22-25 May 2019
Kyiv, Ukraine
Europe/Kiev timezone

Dynamics of magnetic domain wall motion in cylindrical nanowires

23 May 2019, 11:40
Invited talk


Dr Olivier Fruchart (Univ. Grenoble Alpes, CNRS, CEA)


The investigation of magnetization dynamics underpinning domain wall motion in one-dimensional conduits, has been a very active research topic over the past two decades. Reports first considered motion under magnetic field, later under spin-polarized current. Experiments have been performed nearly exclusively on thin-film conduits, for ease of fabrication and inspection. This allowed a clear understanding of the physics at play, and went up to demonstrators of a flat race-track memory.
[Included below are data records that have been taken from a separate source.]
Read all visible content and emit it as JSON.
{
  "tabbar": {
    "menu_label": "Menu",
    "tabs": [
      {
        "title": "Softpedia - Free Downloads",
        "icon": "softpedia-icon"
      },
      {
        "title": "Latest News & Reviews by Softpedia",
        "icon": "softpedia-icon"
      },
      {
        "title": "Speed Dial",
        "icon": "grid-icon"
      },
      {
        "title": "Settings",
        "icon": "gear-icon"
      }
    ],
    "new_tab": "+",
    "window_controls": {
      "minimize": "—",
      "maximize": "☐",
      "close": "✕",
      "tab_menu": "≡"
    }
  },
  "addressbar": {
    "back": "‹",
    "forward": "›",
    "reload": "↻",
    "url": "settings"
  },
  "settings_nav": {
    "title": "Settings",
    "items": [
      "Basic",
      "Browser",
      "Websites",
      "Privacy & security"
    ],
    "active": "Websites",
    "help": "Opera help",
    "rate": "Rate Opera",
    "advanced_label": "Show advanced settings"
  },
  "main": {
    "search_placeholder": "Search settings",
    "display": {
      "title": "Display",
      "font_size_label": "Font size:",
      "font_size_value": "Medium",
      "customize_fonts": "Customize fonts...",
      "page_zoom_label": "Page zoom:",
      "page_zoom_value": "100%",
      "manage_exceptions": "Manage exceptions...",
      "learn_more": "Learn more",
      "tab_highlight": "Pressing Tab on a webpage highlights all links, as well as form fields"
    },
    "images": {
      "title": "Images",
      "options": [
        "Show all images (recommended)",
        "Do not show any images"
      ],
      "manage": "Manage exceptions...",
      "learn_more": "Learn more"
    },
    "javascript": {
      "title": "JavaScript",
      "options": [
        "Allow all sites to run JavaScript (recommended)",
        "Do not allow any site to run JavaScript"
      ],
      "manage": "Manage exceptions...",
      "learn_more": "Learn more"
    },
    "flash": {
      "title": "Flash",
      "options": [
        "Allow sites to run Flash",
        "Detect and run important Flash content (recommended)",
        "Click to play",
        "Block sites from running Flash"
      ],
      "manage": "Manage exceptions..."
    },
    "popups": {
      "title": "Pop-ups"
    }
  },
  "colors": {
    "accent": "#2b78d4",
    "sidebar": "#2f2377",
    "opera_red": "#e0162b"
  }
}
In parallel, theory has predicted peculiarities in cylindrical nanowires, with new topologies of domain walls. In particular, one expects that the so-called Bloch-point wall is not subject to Walker-type instabilities, and should allow one to reach the magnonic regime for domain wall motion.

I will present emerging results of magnetization dynamics in such systems. These have been performed based on nanowires made of electroplated soft magnetic materials, with diameter in the range 100-150nm.

Motion under magnetic field may give rise to the dynamic change of topology of domain walls, from Bloch-point type to transverse type, in contradiction with the theoretical predictions. FIG1 illustrates this, featuring a tail-to-tail DW in its thin section. The experiments are partly reproduced by micromagnetic simulations. These results partly put at stake the existing knowledge on such walls.

FIG1. XMCD-PEEM views under zero magnetic field of the shadow of a 140 nm-diameter Fe20Ni80 nanowire. Arrows stand for magnetization in the domains, and the vertical dotted line indicates the diameter modulation. a)-b) and c)-d) are two sequences initialized with a BPW followed by the application of a quasistatic field with strength 12 mT and 24 mT, respectively, as indicated in the final image. e) follows d), after application of -16 mT.

Motion under electric current highlights the crucial effect of the OErsted field, an ingredient which had been overlooked in most theoretical works so far. We show that the Oersted field stabilizes Bloch-point domain walls, and selects the sign of their azimuthal circulation. We moved such walls under current, at a speed exceeding 500m/s (See FIG2). Experimental results are reproduced quantitatively using micromagnetic simulations.

FIG2. Domain wall speed versus density of the electric current flowing in the wire, monitored with either XMCD-PEEM or MFM. Error bars are largely related to the rounded shape of the electric pulses, related to the limited bandwidth of the measurement setups

Primary author

Dr Olivier Fruchart (Univ. Grenoble Alpes, CNRS, CEA)

Presentation Materials